In a Miami money-laundering case that is being closely watched around the world, an economics professor took to the witness stand Friday to offer a tutorial on the widely known, if poorly understood, virtual currency known as Bitcoin.
The takeaway: Bitcoin isn’t really money, professor Charles Evans said.
No central government or bank backs Bitcoin, like the United States does the dollar. Government regulation of Bitcoin remains a messy hodgepodge from state to state, country to country. The IRS considers Bitcoin deals no more than bartering, he said.
“Basically, it’s poker chips that people are willing to buy from you,” said Evans, a Barry University economics professor who, yes, was paid $3,000 worth of Bitcoins for his appearance as a defense witness.
Attorney Frank Andrew Prieto held up a 1966 U.S. quarter. “Is Bitcoin an actual coin?”

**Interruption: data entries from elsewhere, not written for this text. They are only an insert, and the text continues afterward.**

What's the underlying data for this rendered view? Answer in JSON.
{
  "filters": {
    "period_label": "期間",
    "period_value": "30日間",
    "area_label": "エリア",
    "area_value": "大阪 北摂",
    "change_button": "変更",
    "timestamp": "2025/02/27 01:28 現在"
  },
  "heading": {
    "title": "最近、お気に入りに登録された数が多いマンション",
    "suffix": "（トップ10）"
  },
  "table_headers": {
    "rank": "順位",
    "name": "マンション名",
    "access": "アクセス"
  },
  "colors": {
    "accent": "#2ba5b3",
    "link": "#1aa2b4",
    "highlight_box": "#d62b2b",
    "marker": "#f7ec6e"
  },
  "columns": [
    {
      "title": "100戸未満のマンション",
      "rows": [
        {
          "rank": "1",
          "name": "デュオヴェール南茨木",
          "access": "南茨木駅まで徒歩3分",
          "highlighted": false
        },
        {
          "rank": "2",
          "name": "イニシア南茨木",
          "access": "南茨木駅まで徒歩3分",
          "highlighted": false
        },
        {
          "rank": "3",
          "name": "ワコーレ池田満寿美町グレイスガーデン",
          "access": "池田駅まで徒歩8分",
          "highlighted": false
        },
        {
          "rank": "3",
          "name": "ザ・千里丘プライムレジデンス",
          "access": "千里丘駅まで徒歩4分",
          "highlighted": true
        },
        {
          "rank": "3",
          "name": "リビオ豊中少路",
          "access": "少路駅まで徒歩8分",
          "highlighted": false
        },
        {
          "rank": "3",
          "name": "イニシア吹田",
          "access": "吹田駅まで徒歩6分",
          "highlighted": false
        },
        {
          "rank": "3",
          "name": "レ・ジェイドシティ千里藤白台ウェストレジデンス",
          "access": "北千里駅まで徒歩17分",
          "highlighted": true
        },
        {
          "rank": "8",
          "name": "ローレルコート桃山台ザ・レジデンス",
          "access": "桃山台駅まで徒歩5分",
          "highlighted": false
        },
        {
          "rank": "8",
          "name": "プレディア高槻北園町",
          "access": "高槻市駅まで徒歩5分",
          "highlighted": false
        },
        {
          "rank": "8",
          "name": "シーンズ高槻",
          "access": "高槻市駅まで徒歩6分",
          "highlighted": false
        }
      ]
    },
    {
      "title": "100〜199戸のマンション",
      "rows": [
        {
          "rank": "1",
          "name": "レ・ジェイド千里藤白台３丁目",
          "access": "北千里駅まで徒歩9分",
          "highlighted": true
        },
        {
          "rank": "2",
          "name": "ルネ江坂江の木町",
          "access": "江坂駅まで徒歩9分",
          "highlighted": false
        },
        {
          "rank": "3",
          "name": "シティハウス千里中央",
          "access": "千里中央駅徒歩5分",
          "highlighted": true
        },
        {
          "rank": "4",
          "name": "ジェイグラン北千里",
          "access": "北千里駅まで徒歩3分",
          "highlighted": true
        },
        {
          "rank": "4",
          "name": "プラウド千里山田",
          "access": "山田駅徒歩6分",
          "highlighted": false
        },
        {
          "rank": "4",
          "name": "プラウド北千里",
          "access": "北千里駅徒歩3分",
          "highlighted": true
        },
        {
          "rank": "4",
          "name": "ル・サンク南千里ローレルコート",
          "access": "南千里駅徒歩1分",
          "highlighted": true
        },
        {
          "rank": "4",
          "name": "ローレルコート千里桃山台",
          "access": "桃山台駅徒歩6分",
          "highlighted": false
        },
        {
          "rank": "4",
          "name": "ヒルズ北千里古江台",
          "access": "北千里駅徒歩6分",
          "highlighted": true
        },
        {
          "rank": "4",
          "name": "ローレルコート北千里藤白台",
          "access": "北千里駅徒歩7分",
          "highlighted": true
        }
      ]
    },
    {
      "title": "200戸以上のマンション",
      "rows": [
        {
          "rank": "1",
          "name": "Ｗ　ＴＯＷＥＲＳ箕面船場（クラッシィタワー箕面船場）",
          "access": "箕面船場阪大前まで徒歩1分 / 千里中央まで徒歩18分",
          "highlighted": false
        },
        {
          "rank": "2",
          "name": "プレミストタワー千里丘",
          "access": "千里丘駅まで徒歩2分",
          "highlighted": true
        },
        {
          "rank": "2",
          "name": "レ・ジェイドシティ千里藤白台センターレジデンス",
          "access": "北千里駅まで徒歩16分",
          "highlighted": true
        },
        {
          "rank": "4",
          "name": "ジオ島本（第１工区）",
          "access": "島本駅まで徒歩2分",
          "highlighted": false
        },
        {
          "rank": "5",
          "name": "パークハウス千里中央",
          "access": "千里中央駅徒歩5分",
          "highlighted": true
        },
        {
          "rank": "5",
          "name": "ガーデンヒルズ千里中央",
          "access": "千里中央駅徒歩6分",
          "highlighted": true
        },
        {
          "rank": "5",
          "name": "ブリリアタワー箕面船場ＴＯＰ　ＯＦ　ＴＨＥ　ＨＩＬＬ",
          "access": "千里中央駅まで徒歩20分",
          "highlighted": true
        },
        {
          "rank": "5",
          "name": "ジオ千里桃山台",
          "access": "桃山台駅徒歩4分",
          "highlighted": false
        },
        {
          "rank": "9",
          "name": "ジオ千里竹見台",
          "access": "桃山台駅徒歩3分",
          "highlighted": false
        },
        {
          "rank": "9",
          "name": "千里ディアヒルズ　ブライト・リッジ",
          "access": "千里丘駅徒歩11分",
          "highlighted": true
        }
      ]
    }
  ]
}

“In a sense of a physical piece of base metal?” Evans said. “No.”
The hearing unfolded in the case of Michell Espinoza, who is accused of illegally selling and laundering $1,500 worth of Bitcoins to undercover detectives who claimed they wanted to use them to buy stolen credit card numbers.
His lawyers, Prieto and Rene Palomino, are asking a court to dismiss the case against him, arguing that